Look through the listing below for the word "What" and copy every line where it occurs.
───── GIVEN DATA
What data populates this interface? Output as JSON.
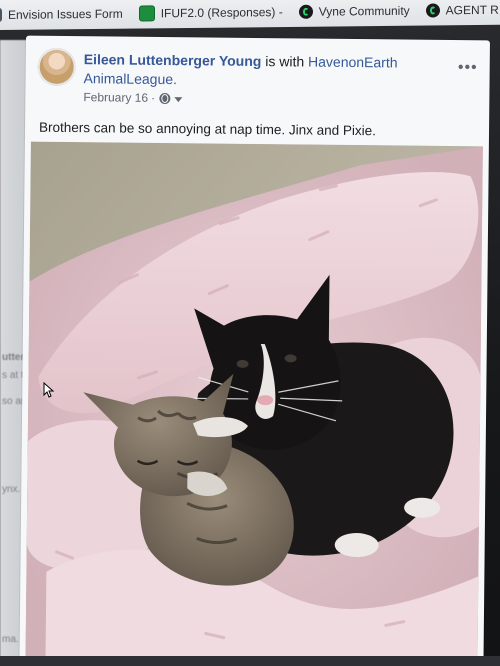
{
  "bookmarks": [
    {
      "label": "Envision Issues Form",
      "icon": "doc-icon"
    },
    {
      "label": "IFUF2.0 (Responses) -",
      "icon": "sheet-icon"
    },
    {
      "label": "Vyne Community",
      "icon": "vyne-icon"
    },
    {
      "label": "AGENT R",
      "icon": "vyne-icon"
    }
  ],
  "background_page": {
    "snippets": [
      "uttenbe",
      "s at the",
      "so annoy",
      "ynx. Jack",
      "ma. Saturd"
    ]
  },
  "post": {
    "author": "Eileen Luttenberger Young",
    "connector": "is with",
    "with_name": "HavenonEarth AnimalLeague.",
    "date": "February 16",
    "separator": "·",
    "privacy_icon": "globe-icon",
    "more_icon_glyph": "•••",
    "caption": "Brothers can be so annoying at nap time. Jinx and Pixie."
  },
  "colors": {
    "link_blue": "#365899",
    "text": "#1c1e21",
    "meta_gray": "#606770",
    "card_bg": "#f7f8fa"
  }
}
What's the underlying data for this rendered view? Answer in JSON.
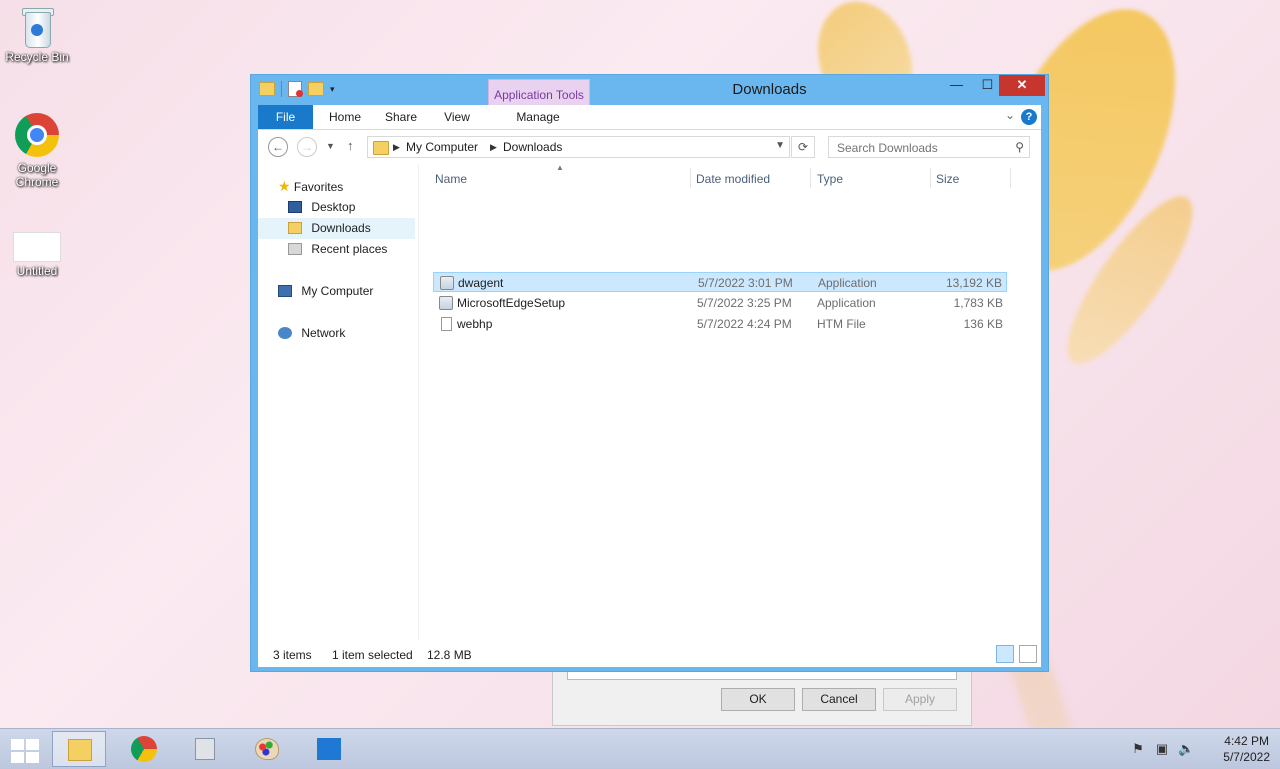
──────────
> **EXERCISE SOLUTION**:
What data populates this interface? Output as JSON.
What's the underlying data for this rendered view? Answer in JSON.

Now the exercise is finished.